An hour or so later, my husband was doing his morning read through on the iPad when he shouted up at me, "Hey, what's going on with this illustration job post?"
I responded with an, "Oh yeah, I saw that this morning, but I haven't done anything about it."
Frankly I was a bit jaded to the possibility of this being a real job since I've been working on Elance and most of the picture book jobs on there are a joke with the writer only wanting to pay $200 or so to illustrate a full book. But my husband urged me to get on it and send an email at least.
So I did. I introduced myself, giving my schpill about my experience and passion for children's books, a rundown of the way I work, links to my online portfolios, followed up with a closing paragraph about how excited I am about the title and the possibilities. I still wasn't holding out much hope of this being a real job. Like I said, a bit jaded.
I was happy that I finally finished a mermaid painting a short time before, so I sent that along with a few other samples.
He responded later that day with a very positive note and said he'd pass along my samples. Good news. Now, I was letting some excitement leak in. Hey, like my blog title says, celebrate the little things.
The next day I got another email saying the publisher liked some of my samples, but still wasn't sure I was right for this project. She wanted to see more natural colors and realism.
She likes the style that you use on the image of the mermaids on the rocks but she doesn’t want the whimsical colors for this book she want’s things to look natural. The sky blue, the mermaid’s hair a natural color, etc.
She asked if you could provide a sketch of two characters from the book since she wanted to see if you could do what she wanted. So, I was back to being a bit disappointed. That jaded part of me again since so many jobs I'd pitched on over the last year, they wanted free samples to prove I could do what I said I could do. That's what a portfolio is for, dang it! But I did understood since they wanted to make sure I could do a bit more realistic than many of the samples I'd sent which leaned to more stylized characters.

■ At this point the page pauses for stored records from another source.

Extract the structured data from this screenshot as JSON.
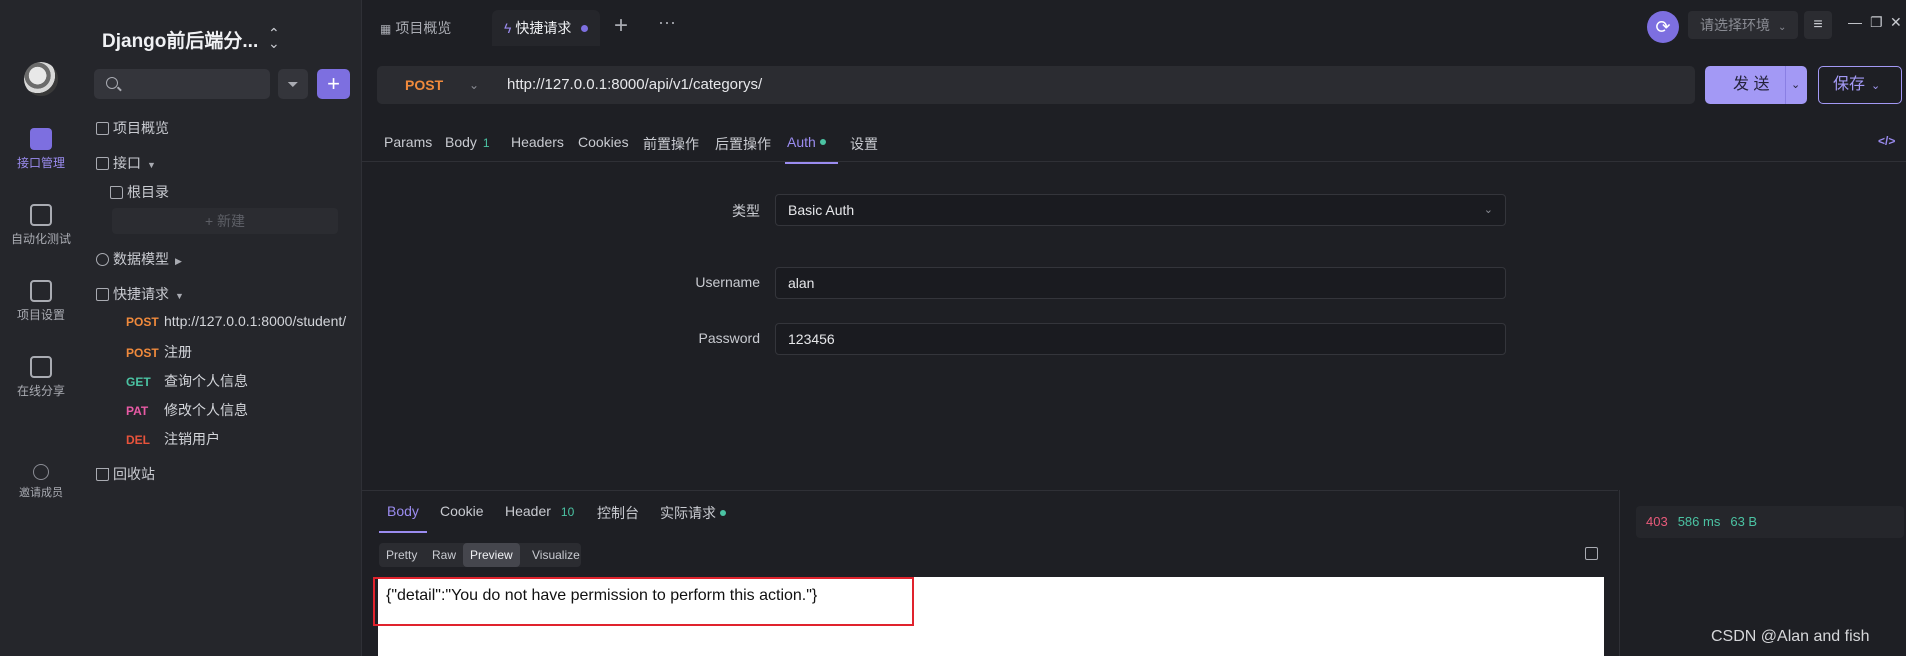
{
  "rail": {
    "items": [
      {
        "label": "接口管理",
        "icon": "api-icon"
      },
      {
        "label": "自动化测试",
        "icon": "automation-icon"
      },
      {
        "label": "项目设置",
        "icon": "settings-icon"
      },
      {
        "label": "在线分享",
        "icon": "share-icon"
      },
      {
        "label": "邀请成员",
        "icon": "invite-icon"
      }
    ]
  },
  "sidebar": {
    "project_title": "Django前后端分...",
    "tree": {
      "overview": "项目概览",
      "apis": "接口",
      "root": "根目录",
      "new": "+ 新建",
      "models": "数据模型",
      "quick": "快捷请求",
      "trash": "回收站"
    },
    "requests": [
      {
        "method": "POST",
        "name": "http://127.0.0.1:8000/student/",
        "color": "#f08a3c"
      },
      {
        "method": "POST",
        "name": "注册",
        "color": "#f08a3c"
      },
      {
        "method": "GET",
        "name": "查询个人信息",
        "color": "#4bc3a3"
      },
      {
        "method": "PAT",
        "name": "修改个人信息",
        "color": "#e85aa5"
      },
      {
        "method": "DEL",
        "name": "注销用户",
        "color": "#e8533b"
      }
    ]
  },
  "tabs": {
    "overview": "项目概览",
    "quick": "快捷请求",
    "plus": "+",
    "more": "···"
  },
  "env": {
    "placeholder": "请选择环境"
  },
  "request": {
    "method": "POST",
    "url": "http://127.0.0.1:8000/api/v1/categorys/",
    "send": "发 送",
    "save": "保存"
  },
  "req_tabs": {
    "params": "Params",
    "body": "Body",
    "body_count": "1",
    "headers": "Headers",
    "cookies": "Cookies",
    "pre": "前置操作",
    "post": "后置操作",
    "auth": "Auth",
    "settings": "设置"
  },
  "auth": {
    "type_label": "类型",
    "type_value": "Basic Auth",
    "username_label": "Username",
    "username_value": "alan",
    "password_label": "Password",
    "password_value": "123456"
  },
  "response": {
    "tabs": {
      "body": "Body",
      "cookie": "Cookie",
      "header": "Header",
      "header_count": "10",
      "console": "控制台",
      "actual": "实际请求"
    },
    "formats": [
      "Pretty",
      "Raw",
      "Preview",
      "Visualize"
    ],
    "active_format": "Preview",
    "body": "{\"detail\":\"You do not have permission to perform this action.\"}",
    "status": "403",
    "time": "586 ms",
    "size": "63 B"
  },
  "watermark": "CSDN @Alan and fish",
  "colors": {
    "accent": "#7d6fe0",
    "post": "#f08a3c",
    "get": "#4bc3a3",
    "patch": "#e85aa5",
    "delete": "#e8533b",
    "error": "#e85a7a",
    "highlight_box": "#e0232d"
  }
}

I emailed that I would try to fit in the time to do some sketches over the weekend and also expressed my concern in doing this and hoping it would put me on short list. Kevin assured me it would and that he really wanted me to work on this book.
So, I did, and this is what I sent on Monday morning.
I crossed my fingers and went back to work on another project with a tight deadline. I tried not to think about, but you know how that goes. Every few seconds Oooh, maybe I'll get that mermaid book. How fun would that be?
Wednesday afternoon I got an email back. "You're in!"
Yay! Happy dancing.
And that, ladies and gentlemen, is how I got the job for The Mermaid's Gift, written by Claudia Cangilla McAdams. Thanks for listening.
For your convenience, I've included links to where you can buy my book online and also a link to the really cool book trailer.
Barnes and Noble